Restate the records in full and exactly, with no images included.

_ _ _ _ _

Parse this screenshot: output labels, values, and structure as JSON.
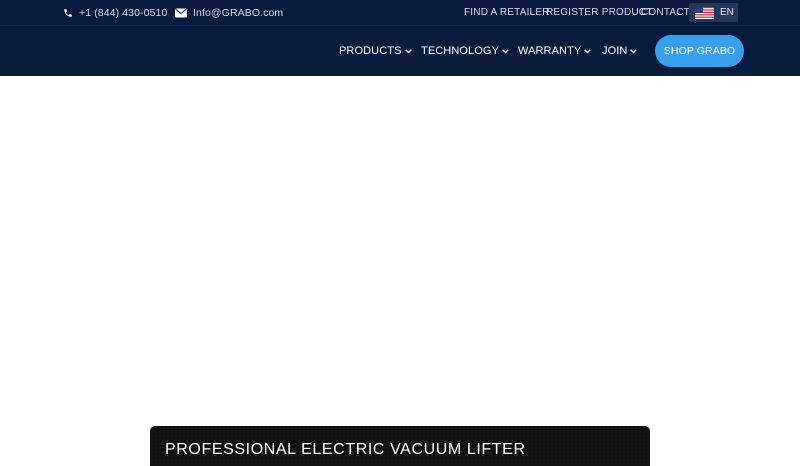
{
  "topbar": {
    "phone": "+1 (844) 430-0510",
    "email": "Info@GRABO.com",
    "links": [
      "FIND A RETAILER",
      "REGISTER PRODUCT",
      "CONTACT"
    ],
    "language": "EN"
  },
  "nav": {
    "items": [
      "PRODUCTS",
      "TECHNOLOGY",
      "WARRANTY",
      "JOIN"
    ],
    "cta": "SHOP GRABO"
  },
  "hero": {
    "headline": "PROFESSIONAL ELECTRIC VACUUM LIFTER"
  },
  "colors": {
    "header_bg": "#0a1c3d",
    "cta_bg": "#3aa0ee",
    "panel_bg": "#101010"
  },
  "icons": [
    "phone-icon",
    "mail-icon",
    "us-flag-icon",
    "chevron-down-icon"
  ]
}
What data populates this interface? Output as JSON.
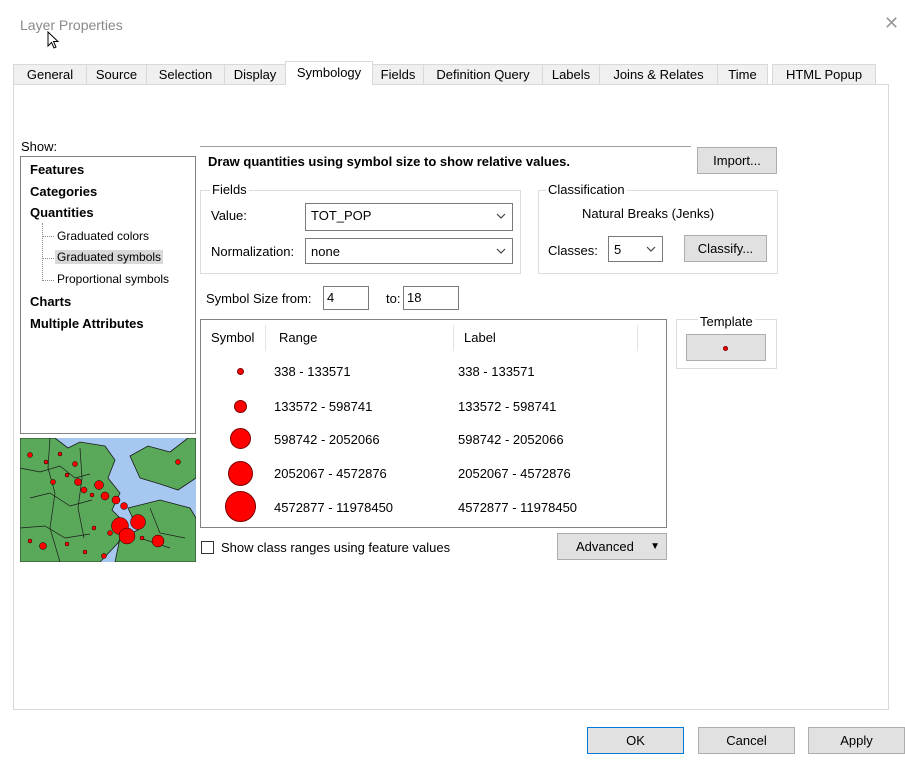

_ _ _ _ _

SOLUTION FOR THIS EXERCISE.
Parse this screenshot: output labels, values, and structure as JSON.
{
  "topbar": {
    "phone": "+1 (844) 430-0510",
    "email": "Info@GRABO.com",
    "links": [
      "FIND A RETAILER",
      "REGISTER PRODUCT",
      "CONTACT"
    ],
    "language": "EN"
  },
  "nav": {
    "items": [
      "PRODUCTS",
      "TECHNOLOGY",
      "WARRANTY",
      "JOIN"
    ],
    "cta": "SHOP GRABO"
  },
  "hero": {
    "headline": "PROFESSIONAL ELECTRIC VACUUM LIFTER"
  },
  "colors": {
    "header_bg": "#0a1c3d",
    "cta_bg": "#3aa0ee",
    "panel_bg": "#101010"
  },
  "icons": [
    "phone-icon",
    "mail-icon",
    "us-flag-icon",
    "chevron-down-icon"
  ]
}
What data populates this interface? Output as JSON.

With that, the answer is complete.